Scope and Content
Title: Leonard Matlovich Papers,
Date (inclusive): 1961-1988 (Bulk 1975-1988)
Accession number: 88-1
Extent: 4 Cubic Feet
The Gay, Lesbian, Bisexual, Transgender Historical Society.
San Francisco, California.
Before moving to Hollywood in April 1988, Leonard Matlovich transferred ownership of his personal papers to the San Francisco
Gay and Lesbian Historical Society. Archivist Bill Walker went through Matlovich's papers with him and helped select which
materials would be transferred.
Collection is open for research.
Copyright to unpublished manuscript materials has been transferred to the Gay and Lesbian
Historical Society of Northern California.
[Identification of item], Leonard Matlovich Papers, 88-1, The Gay and Lesbian Historical Society
of Northern California.

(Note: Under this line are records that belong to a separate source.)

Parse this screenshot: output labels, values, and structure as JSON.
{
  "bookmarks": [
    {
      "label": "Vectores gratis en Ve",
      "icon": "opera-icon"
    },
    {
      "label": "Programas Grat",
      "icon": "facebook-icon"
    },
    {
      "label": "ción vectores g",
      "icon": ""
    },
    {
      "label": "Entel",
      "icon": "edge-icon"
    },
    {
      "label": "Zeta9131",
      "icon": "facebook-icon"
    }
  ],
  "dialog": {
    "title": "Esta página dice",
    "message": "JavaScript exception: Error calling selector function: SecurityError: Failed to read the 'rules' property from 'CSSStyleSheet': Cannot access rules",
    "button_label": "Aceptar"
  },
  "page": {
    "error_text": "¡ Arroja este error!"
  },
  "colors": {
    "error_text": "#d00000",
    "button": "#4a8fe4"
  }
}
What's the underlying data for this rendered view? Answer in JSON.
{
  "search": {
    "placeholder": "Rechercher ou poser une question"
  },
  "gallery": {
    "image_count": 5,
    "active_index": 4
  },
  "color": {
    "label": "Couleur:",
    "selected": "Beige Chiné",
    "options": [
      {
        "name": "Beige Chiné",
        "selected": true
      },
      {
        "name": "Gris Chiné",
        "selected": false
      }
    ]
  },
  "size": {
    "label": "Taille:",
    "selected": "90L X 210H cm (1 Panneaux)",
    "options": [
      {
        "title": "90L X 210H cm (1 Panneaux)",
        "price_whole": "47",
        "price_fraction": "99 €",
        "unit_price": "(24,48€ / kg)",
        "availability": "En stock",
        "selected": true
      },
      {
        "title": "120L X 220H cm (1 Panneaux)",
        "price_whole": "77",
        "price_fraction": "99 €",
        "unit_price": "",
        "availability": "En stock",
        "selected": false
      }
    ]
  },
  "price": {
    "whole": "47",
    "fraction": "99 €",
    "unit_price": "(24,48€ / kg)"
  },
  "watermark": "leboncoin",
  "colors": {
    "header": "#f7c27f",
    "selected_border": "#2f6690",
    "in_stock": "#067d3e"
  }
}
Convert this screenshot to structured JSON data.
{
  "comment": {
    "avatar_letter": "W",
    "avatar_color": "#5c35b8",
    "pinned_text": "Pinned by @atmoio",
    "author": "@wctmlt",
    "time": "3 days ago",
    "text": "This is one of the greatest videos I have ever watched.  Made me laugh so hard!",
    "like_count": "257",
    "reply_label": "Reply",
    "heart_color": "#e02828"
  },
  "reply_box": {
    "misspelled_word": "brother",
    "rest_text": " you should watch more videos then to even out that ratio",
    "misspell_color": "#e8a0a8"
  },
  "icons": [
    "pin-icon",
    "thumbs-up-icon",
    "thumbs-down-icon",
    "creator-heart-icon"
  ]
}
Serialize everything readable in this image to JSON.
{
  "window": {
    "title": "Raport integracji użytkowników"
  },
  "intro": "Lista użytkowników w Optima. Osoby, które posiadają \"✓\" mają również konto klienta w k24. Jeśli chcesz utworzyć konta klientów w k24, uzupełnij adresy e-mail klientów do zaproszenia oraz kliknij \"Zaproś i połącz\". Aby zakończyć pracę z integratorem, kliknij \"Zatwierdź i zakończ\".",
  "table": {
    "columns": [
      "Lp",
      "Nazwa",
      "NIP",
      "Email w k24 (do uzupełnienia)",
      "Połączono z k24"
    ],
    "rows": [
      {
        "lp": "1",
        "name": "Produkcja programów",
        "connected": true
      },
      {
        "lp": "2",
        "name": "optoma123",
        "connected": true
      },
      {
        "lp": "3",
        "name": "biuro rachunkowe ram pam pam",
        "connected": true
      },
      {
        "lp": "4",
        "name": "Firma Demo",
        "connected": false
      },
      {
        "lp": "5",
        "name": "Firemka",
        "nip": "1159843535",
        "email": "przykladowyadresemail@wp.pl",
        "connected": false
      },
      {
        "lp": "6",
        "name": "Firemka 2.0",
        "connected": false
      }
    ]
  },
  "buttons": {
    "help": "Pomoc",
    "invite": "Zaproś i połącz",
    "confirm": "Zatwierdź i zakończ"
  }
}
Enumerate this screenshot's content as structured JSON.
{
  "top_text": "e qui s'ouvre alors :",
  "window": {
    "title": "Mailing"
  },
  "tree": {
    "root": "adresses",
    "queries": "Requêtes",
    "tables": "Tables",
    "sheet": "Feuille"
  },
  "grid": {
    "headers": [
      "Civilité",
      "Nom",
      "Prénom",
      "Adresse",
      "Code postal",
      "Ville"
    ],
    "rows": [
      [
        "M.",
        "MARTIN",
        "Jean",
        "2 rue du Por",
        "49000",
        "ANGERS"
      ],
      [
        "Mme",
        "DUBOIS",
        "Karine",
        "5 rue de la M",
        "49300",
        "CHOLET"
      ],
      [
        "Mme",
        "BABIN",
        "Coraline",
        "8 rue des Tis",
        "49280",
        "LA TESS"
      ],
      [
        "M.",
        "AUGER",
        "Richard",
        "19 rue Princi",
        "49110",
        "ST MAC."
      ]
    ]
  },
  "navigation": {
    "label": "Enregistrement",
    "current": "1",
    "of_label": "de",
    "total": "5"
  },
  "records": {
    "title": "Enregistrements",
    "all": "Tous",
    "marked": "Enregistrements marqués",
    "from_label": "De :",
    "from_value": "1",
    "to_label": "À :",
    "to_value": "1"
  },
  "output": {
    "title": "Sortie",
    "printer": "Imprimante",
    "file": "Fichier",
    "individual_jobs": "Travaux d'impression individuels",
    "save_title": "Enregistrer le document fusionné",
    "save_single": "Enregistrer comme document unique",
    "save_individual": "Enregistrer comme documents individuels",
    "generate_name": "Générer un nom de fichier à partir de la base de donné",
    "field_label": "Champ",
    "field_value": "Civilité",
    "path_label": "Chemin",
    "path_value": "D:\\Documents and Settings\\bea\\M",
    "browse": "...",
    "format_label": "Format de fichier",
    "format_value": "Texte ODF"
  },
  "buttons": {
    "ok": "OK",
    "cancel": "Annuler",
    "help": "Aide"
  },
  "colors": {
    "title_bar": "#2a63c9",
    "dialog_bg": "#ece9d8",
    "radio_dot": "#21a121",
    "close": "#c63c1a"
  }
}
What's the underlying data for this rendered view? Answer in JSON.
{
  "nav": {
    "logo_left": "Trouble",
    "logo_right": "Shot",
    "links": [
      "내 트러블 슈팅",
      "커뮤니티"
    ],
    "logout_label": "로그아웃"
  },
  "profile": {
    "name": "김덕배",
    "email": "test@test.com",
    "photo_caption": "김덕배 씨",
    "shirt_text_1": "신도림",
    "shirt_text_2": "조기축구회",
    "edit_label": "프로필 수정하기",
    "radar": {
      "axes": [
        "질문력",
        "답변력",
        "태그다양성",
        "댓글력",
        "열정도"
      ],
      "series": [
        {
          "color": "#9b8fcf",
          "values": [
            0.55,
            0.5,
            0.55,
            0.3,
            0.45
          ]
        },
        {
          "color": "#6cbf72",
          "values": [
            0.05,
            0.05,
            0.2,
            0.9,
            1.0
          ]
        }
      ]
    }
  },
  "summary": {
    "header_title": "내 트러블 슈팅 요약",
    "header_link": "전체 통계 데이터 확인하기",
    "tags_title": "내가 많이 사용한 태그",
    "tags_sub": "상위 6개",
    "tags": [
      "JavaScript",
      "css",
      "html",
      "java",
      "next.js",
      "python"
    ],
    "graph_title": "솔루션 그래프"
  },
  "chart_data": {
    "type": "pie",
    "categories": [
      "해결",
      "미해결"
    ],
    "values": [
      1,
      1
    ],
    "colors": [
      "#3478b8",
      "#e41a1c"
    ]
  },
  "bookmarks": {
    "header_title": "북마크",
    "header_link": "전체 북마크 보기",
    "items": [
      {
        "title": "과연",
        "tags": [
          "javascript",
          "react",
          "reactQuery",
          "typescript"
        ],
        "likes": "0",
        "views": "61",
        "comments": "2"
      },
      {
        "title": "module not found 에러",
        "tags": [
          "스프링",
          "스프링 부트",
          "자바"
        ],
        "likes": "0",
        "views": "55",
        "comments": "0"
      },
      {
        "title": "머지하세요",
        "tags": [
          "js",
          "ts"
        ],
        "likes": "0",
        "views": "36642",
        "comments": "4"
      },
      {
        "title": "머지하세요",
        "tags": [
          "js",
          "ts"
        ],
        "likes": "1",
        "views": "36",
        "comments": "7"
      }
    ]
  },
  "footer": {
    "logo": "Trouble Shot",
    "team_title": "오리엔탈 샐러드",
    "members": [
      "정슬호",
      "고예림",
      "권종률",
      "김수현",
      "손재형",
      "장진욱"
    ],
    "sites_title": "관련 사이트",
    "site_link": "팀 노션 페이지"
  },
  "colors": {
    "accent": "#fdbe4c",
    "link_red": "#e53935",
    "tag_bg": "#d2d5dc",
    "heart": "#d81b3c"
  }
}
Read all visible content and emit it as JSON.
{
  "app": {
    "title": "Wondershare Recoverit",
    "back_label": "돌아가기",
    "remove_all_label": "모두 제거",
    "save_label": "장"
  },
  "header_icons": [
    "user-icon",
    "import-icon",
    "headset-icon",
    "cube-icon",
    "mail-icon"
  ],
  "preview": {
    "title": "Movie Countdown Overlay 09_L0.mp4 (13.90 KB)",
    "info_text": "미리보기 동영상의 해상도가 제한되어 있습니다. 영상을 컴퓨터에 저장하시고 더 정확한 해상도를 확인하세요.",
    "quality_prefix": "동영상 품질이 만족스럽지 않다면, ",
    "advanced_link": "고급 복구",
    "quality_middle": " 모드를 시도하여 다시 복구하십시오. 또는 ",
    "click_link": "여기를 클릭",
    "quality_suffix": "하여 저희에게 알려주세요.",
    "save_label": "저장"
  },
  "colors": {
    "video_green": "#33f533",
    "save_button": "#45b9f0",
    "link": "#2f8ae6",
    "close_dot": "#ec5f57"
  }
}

Leonard Matlovich was a decorated member of the United States Air Force. During his three tours of duty in Vietnam, he received
a Purple Heart and a Bronze Star. Like his father, he was a career military man and was considered an outstanding technical
sergeant when, on March 8, 1975, he wrote a letter to his commanding officer at Langley Air Force Base in Virginia, in which
acknowledged his homosexuality but requested that he be allowed to remain in the Air Force. The Air Force responded by expelling
Matlovich with a general discharge. He took the Air Force to court to contest this decision and in November 1980, U.S. District
Judge Gerhard A. Gessell in Washington, D.C. ordered the Air Force to reinstate Matlovich with back pay and the rank and salary
that he would have obtained if he had not been discharged.
In an out-of-court settlement with the U.S. Court of Appeals in Washington, he agreed to drop his case in return for a settlement
of $162,000, which included $98,000 compensation in addition to the $62,000 in back pay as well as having his discharge upgraded
from a general to an honorable rating.
This series of actions set him on a path that transformed him into a symbol for the gay community throughout the United States.
He appeared on the cover of Time magazine and his story was translated into a television documentary entitled "Sgt. Matlovich
vs. the Air Force."
After the settlement, Matlovich continued to fight for gay rights. He ran for public office, lectured, counseled gay men and
women on their rights, and founded organizations such as the Matlovich Foundation and the Never Forget Foundation to fight
for the rights of gays and lesbians. He was also deeply committed to the fight against racism. In fact, his experiences in
the military as a lecturer about equal rights had spurred him into making his decision to come out.
Matlovich was a very devout man. During his tour of duty in Vietnam, Matlovich converted from Catholicism to Mormonism and
eventually became a minister. When he publicly came out, the Church of Latter Day Saints took him to an ecclesiastical court
and eventually expelled him from the church.
With the money that he received in the settlement, Matlovich started a small restaurant whose specialty was pizza in Guerneville,
Ca., but he quickly tired of being a restauteur and sold it "as soon as I could make some money on my investment".
In September 1986, he was diagnosed with AIDS. Though he had been a long-term San Francisco resident, he finally decided to
move to Hollywood in April 1988 because the hills of San Francisco were too much for him to navigate in his deteriorating
condition. Less than two months later, on Wednesday, June 22, 1988, he died of AIDS in the home of a friend who was caring
Scope and Content
This collection consists of correspondence, subject files, legal documents, photographs and personal mementos. The bulk of
the collection is comprised of correspondence. The first series, for example, is correspondence from 1975 which he received
after his story hit the national media. He arranged this incoming mail by the state or country of origin. His replies are
filed with the letter to which he was responding.
The second series is general correspondence in from 1961-1987. The arrangement is chronological. It should be noted that Matlovich
had imposed no order on the vast majority of his personal papers. Therefore, the order found here has been imposed by the
GLHS staff member who arranged the collection.
The third series is also correspondence, but this series has been arranged alphabetically by name of correspondent and thereunder
chronologically. Again, the arrangement was imposed by the staff member who processed the collection. The fourth series relates
to his legal battle with the Air Force and includes copies of the various motions, briefs, orders, etc.
The fifth series is a subject series. Again, the order found here was imposed, as Matlovich had kept these materials in no
The sixth series is comprised of photographs of Matlovich, his friends, and his family.
The seventh series contains audiotapes as well as videotapes, including a copy of the made for television movie
Sgt. Matlovich vs. the United States Air Force.
Series eight consists of newspaper clippings arranged chronologically. The bulk of these are from October through December
The final series is comprised of mementos, including the shrapnel removed from him after a land mine explosion in Vietnam,
various military medals and awards, t-shirts, buttons, etc.